INSTRUCTIONS FOR THE TASK
Each line of the records needs to come back exactly as written.

Items listed in a dataset
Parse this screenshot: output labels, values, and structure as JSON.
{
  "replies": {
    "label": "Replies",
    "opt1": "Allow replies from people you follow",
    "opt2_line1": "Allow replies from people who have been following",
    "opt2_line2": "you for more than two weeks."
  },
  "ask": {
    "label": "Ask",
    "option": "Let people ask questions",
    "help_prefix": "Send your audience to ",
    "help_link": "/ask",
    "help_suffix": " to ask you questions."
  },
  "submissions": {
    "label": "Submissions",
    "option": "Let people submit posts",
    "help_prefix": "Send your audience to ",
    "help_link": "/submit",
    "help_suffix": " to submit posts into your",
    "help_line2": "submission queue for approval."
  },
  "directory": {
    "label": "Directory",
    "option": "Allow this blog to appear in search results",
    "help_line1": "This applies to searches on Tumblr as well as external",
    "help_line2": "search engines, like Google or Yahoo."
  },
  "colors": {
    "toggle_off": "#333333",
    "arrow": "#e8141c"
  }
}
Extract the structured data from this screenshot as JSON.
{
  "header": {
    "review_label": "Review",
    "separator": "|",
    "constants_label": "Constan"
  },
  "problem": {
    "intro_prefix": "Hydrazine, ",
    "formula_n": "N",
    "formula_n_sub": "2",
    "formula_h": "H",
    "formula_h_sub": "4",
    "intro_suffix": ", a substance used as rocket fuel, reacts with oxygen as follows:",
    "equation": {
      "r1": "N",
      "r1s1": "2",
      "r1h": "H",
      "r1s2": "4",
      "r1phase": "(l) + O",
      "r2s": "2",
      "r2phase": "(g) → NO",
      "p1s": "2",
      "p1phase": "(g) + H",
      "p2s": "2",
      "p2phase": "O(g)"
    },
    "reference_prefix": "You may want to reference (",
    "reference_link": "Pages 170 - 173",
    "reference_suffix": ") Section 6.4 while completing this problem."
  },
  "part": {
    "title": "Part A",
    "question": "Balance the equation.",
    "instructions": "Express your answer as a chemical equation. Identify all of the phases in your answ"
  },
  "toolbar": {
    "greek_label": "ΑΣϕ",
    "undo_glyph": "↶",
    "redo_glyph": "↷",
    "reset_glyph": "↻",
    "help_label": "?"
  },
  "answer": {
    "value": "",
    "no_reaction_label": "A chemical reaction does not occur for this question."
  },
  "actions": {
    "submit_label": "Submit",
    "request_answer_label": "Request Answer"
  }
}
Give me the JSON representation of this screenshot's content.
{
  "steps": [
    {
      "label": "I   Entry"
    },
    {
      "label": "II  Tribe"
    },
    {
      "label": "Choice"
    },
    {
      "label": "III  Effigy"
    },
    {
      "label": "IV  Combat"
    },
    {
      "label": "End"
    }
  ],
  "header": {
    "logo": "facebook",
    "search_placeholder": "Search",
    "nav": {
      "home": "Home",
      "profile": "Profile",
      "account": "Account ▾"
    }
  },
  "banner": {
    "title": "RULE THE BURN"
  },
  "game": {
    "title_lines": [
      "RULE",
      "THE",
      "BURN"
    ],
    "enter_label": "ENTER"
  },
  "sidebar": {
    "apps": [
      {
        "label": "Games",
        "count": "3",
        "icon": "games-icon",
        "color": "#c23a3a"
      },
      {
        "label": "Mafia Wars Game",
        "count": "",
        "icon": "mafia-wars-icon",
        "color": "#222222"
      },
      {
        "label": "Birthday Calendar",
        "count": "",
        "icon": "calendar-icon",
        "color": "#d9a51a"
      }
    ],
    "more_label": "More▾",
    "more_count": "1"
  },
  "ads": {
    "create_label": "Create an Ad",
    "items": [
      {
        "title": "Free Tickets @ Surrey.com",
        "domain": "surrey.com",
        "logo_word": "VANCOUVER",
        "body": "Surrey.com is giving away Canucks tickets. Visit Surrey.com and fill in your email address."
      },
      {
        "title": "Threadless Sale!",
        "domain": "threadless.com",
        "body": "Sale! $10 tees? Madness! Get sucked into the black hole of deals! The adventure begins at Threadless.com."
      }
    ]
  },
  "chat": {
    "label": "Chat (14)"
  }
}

ANSWER TO THIS EXERCISE
Parse this screenshot: output labels, values, and structure as JSON.
{
  "replies": {
    "label": "Replies",
    "opt1": "Allow replies from people you follow",
    "opt2_line1": "Allow replies from people who have been following",
    "opt2_line2": "you for more than two weeks."
  },
  "ask": {
    "label": "Ask",
    "option": "Let people ask questions",
    "help_prefix": "Send your audience to ",
    "help_link": "/ask",
    "help_suffix": " to ask you questions."
  },
  "submissions": {
    "label": "Submissions",
    "option": "Let people submit posts",
    "help_prefix": "Send your audience to ",
    "help_link": "/submit",
    "help_suffix": " to submit posts into your",
    "help_line2": "submission queue for approval."
  },
  "directory": {
    "label": "Directory",
    "option": "Allow this blog to appear in search results",
    "help_line1": "This applies to searches on Tumblr as well as external",
    "help_line2": "search engines, like Google or Yahoo."
  },
  "colors": {
    "toggle_off": "#333333",
    "arrow": "#e8141c"
  }
}
Extract the structured data from this screenshot as JSON.
{
  "header": {
    "review_label": "Review",
    "separator": "|",
    "constants_label": "Constan"
  },
  "problem": {
    "intro_prefix": "Hydrazine, ",
    "formula_n": "N",
    "formula_n_sub": "2",
    "formula_h": "H",
    "formula_h_sub": "4",
    "intro_suffix": ", a substance used as rocket fuel, reacts with oxygen as follows:",
    "equation": {
      "r1": "N",
      "r1s1": "2",
      "r1h": "H",
      "r1s2": "4",
      "r1phase": "(l) + O",
      "r2s": "2",
      "r2phase": "(g) → NO",
      "p1s": "2",
      "p1phase": "(g) + H",
      "p2s": "2",
      "p2phase": "O(g)"
    },
    "reference_prefix": "You may want to reference (",
    "reference_link": "Pages 170 - 173",
    "reference_suffix": ") Section 6.4 while completing this problem."
  },
  "part": {
    "title": "Part A",
    "question": "Balance the equation.",
    "instructions": "Express your answer as a chemical equation. Identify all of the phases in your answ"
  },
  "toolbar": {
    "greek_label": "ΑΣϕ",
    "undo_glyph": "↶",
    "redo_glyph": "↷",
    "reset_glyph": "↻",
    "help_label": "?"
  },
  "answer": {
    "value": "",
    "no_reaction_label": "A chemical reaction does not occur for this question."
  },
  "actions": {
    "submit_label": "Submit",
    "request_answer_label": "Request Answer"
  }
}
Give me the JSON representation of this screenshot's content.
{
  "steps": [
    {
      "label": "I   Entry"
    },
    {
      "label": "II  Tribe"
    },
    {
      "label": "Choice"
    },
    {
      "label": "III  Effigy"
    },
    {
      "label": "IV  Combat"
    },
    {
      "label": "End"
    }
  ],
  "header": {
    "logo": "facebook",
    "search_placeholder": "Search",
    "nav": {
      "home": "Home",
      "profile": "Profile",
      "account": "Account ▾"
    }
  },
  "banner": {
    "title": "RULE THE BURN"
  },
  "game": {
    "title_lines": [
      "RULE",
      "THE",
      "BURN"
    ],
    "enter_label": "ENTER"
  },
  "sidebar": {
    "apps": [
      {
        "label": "Games",
        "count": "3",
        "icon": "games-icon",
        "color": "#c23a3a"
      },
      {
        "label": "Mafia Wars Game",
        "count": "",
        "icon": "mafia-wars-icon",
        "color": "#222222"
      },
      {
        "label": "Birthday Calendar",
        "count": "",
        "icon": "calendar-icon",
        "color": "#d9a51a"
      }
    ],
    "more_label": "More▾",
    "more_count": "1"
  },
  "ads": {
    "create_label": "Create an Ad",
    "items": [
      {
        "title": "Free Tickets @ Surrey.com",
        "domain": "surrey.com",
        "logo_word": "VANCOUVER",
        "body": "Surrey.com is giving away Canucks tickets. Visit Surrey.com and fill in your email address."
      },
      {
        "title": "Threadless Sale!",
        "domain": "threadless.com",
        "body": "Sale! $10 tees? Madness! Get sucked into the black hole of deals! The adventure begins at Threadless.com."
      }
    ]
  },
  "chat": {
    "label": "Chat (14)"
  }
}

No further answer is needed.